Sunday, June 07, 2009

What an inTENTS experience!!!

(Let me start by apologizing for the awful pun, I couldn't resist.)

So, yesterday, Sunny and I bought ourselves a tent.

I want to point something out here because I haven't quite figured this out myself ye:. You see, I love camping. Sunny loves camping. Every two weeks Sunny gets a long weekend off. We live less than a couple of hour's drive away from multiple national parks and camp grounds that only cost around ten bucks to stay.

We've spent the past year or so sitting around the house on Sunny's days off complaining that we're bored and wish we could just go somewhere and do something.

When I suggested buying a tent and going camping, I felt like a guy who's been standing five feet away from a free buffet for hours while complaining of hunger.

So anyway, we went and bought our tent and early this morning, while Sunny was still in bed, I took it outside and put it up. As a responsible adult I will say that I did this because I wanted to make sure everything was there and nothing was damaged…you don't want to drive two hours to a campsite and discover that your tent doesn't have any tent poles. However, the reality of it is that I had a new tent and wanted to play with it.

As for the actual tent…

Every time I've been camping in my life, I've slept in the tent my dad went camping in when he was a kid. It's an awesome old-school triangular pup-tent. Two genuine steel poles hold up a heavy, natural-fiber inner-tent with a very thick and heavy waxed-canvas out tent. The kind that has really long guy-ropes at the front and back that you always trip over in the dark.

The new one?

Ok, considering that we're going to be camping for only a night or two at a stretch in during the summer months, we didn't go and splash out hundreds of dollars on a tent that will keep you warm and dry on the side of a mountain in a thunderstorm…but we didn't cheap-out on it either. However, I can't tell whether this tent is really cheaply made, or I'm just behind the times considering I haven't been camping in seven or eight years.

The tent fabric felt really light and kinda flimsy. Now I don't know whether this is because it's light and flimsy, or if it's because I's made of some space-age material tha can be really thin and light but still stay durable and weather-proof. For all I know, it could stop a bullet, but I don't exactly want to start tearing at the brand new tent so see how durable it is…and as I said before, as long as it can keep off the odd shower and act as a decent mosquito net, we're good.

Putting it up was another matter.

You see, I love dome tents. A lot of the people I used to go camping with had them. It; wasn't unusual for them to have their tents up and ready to sleep in before I'd unpacked mine. However, the one we bought is actually almost impossible to put up on your own. I'd love to know who's bright idea that was. In order to erect the tent you have to thread the poles through loops on the side of the tent as normal…but to secure them in place all four have to be pegged down at the same time or the whole thing falls over. Basically, if you're on your own or your partner has short arms, you're fucked.

Also, instead of a whole outer-tent, there's just a two-foot square of fabric that covers non-waterproof vent at the top of the tent.
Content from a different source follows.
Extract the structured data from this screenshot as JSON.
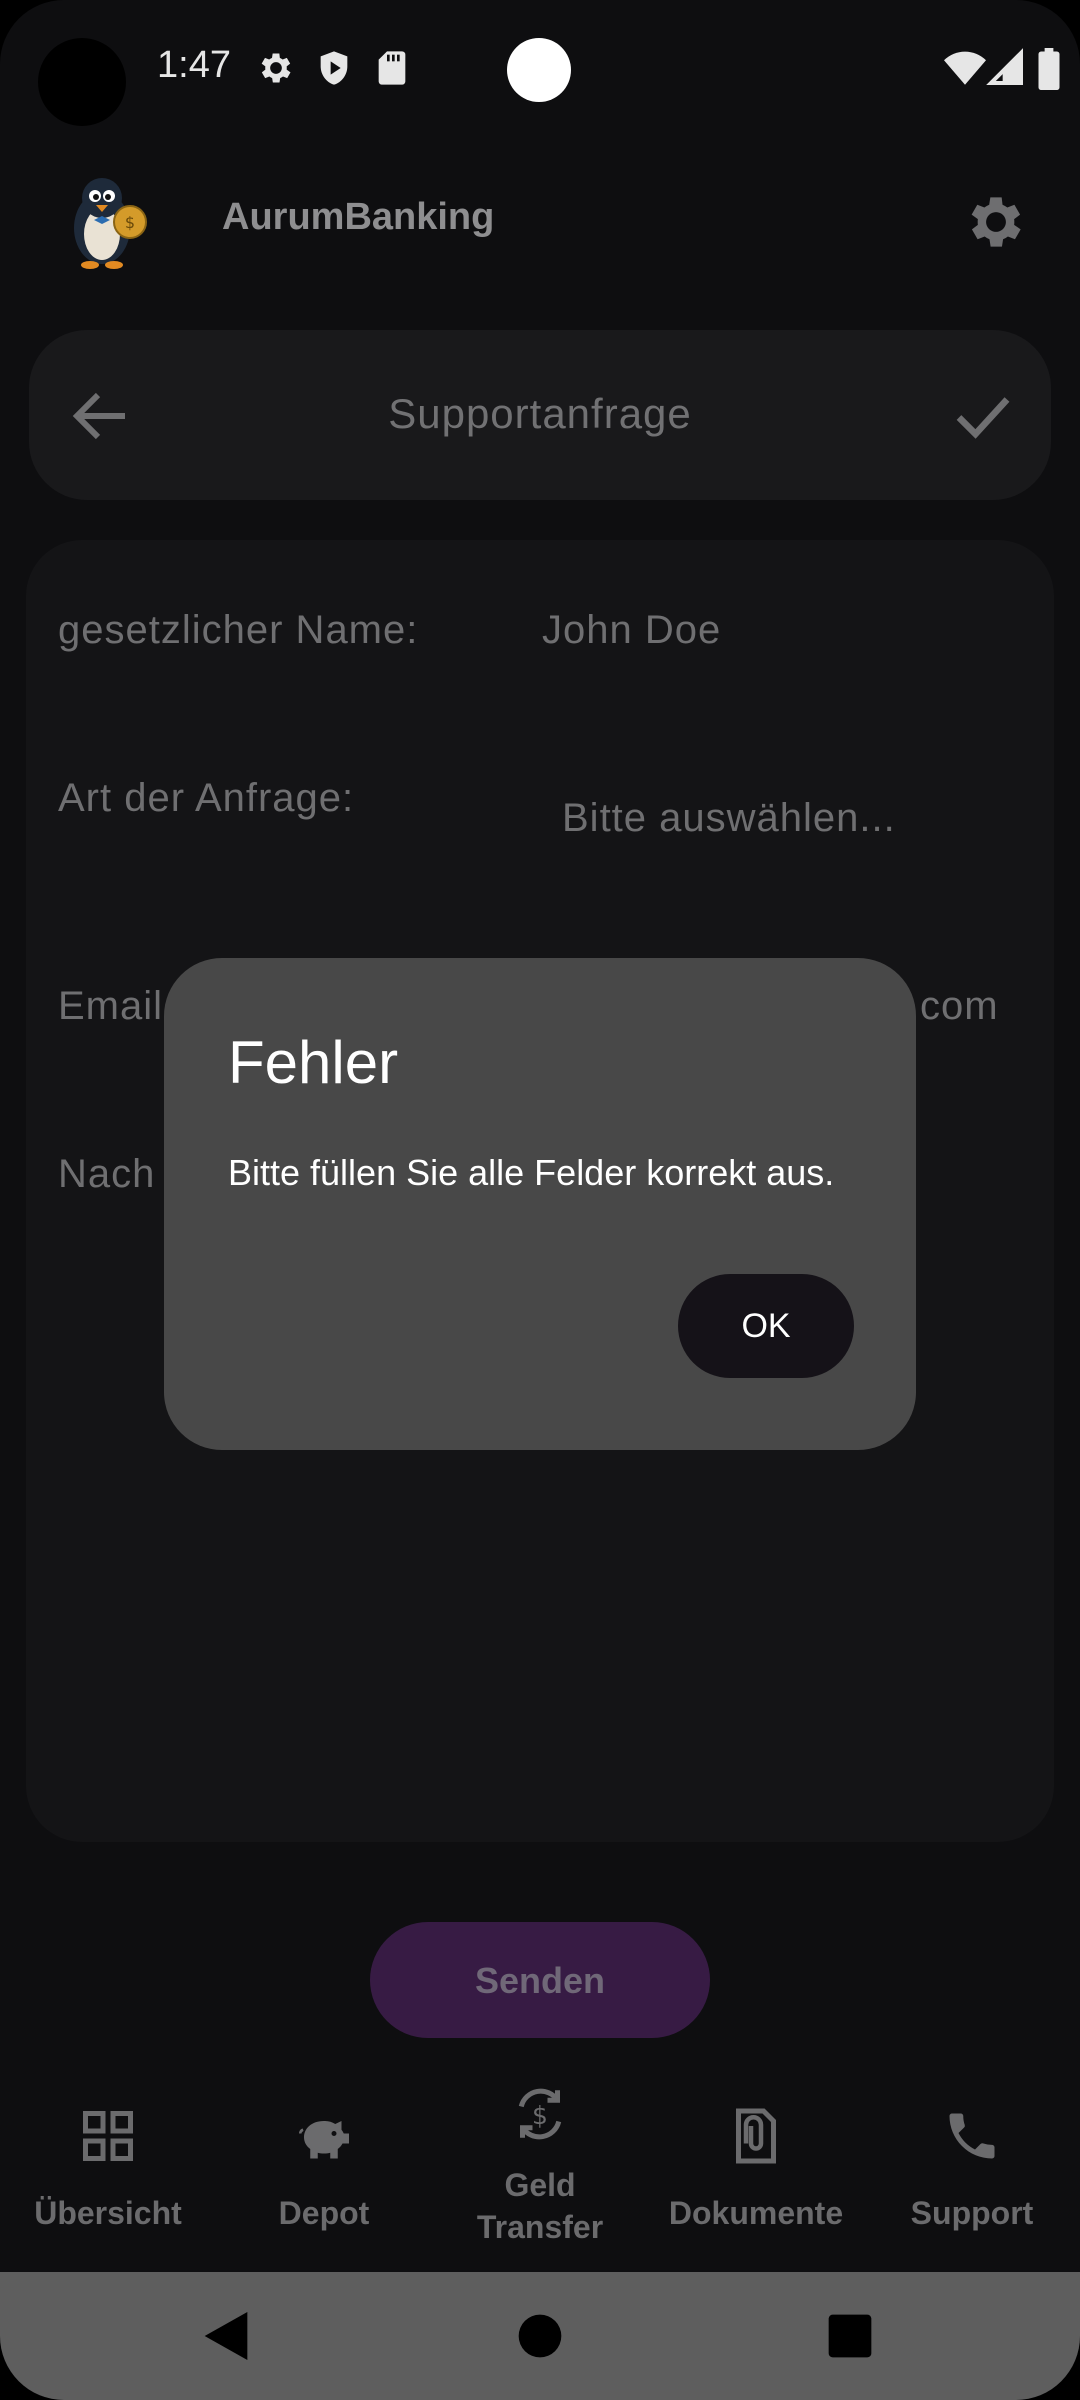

Now while I'm certain that helps a lot with keeping the tent waterproof and well ventilated at the same time, this is held in place by four impossibly short lengths of bungie, and again, all four have to be hooked into place at the same ime.

Ok, all that I can deal with, simply because I doubt I'll ever go camping on my own…but there's one other thing that's really annoying that I just don't understand.

Our tent is 9 foot wide by 8 foot long by 4 foot tall, but we bought it packed in a handy little bag that's actually a little smaller than my arm. Of course, it being small and light is awesome. I could throw it on my back and walk for miles and not even notice it was there.

However, once it's taken out of the bag, and unfolded from its computer-designed, every-square-millimeter-accounted-for shape, it's almost impossible to get it back in. It has to be folded in a very convoluted, counter-intuitive way. Every tiny bit of air has to be squeezed out of it and no matter how hard you try, it always ends up looking like a 300lb guy's gut stuffed into Kate Moss's tube top…if you can get it back in the bag at all.


Evan 08 said...

Ah yes... the joy of tenting.

You should find that the tent is fine for most weather. If you're not sure about how weather resistant it is though, you may want to consider using a garden hose to simulate a good heavy rain. If the tent isn't waterproof enough for your taste, then buy some of that spray-on waterproofing and use it liberally.

Paulius said...

We did exactly that this afternoon and the tent stayed nice and waterproof.

The only concern I really have is that the fly-sheet is so small that while it could keep a heavy rain out, it looks like rain mixed with a bit of wind could send rain under the flysheet, through the mesh roof and into the tent very easily.

I read some of the documentation this afternoon and it turns out that the main tent fabric is not only water-tight but also mostly air-tight...which is why most of the roof is made of mesh.

Nice to know there's an actual reason for such an open roof...but it's still not exactly world-class design.

Terry Chandler said...

Oooh, when you actually go camping, you must sing kum-ba-ya and make somemores! Have fun.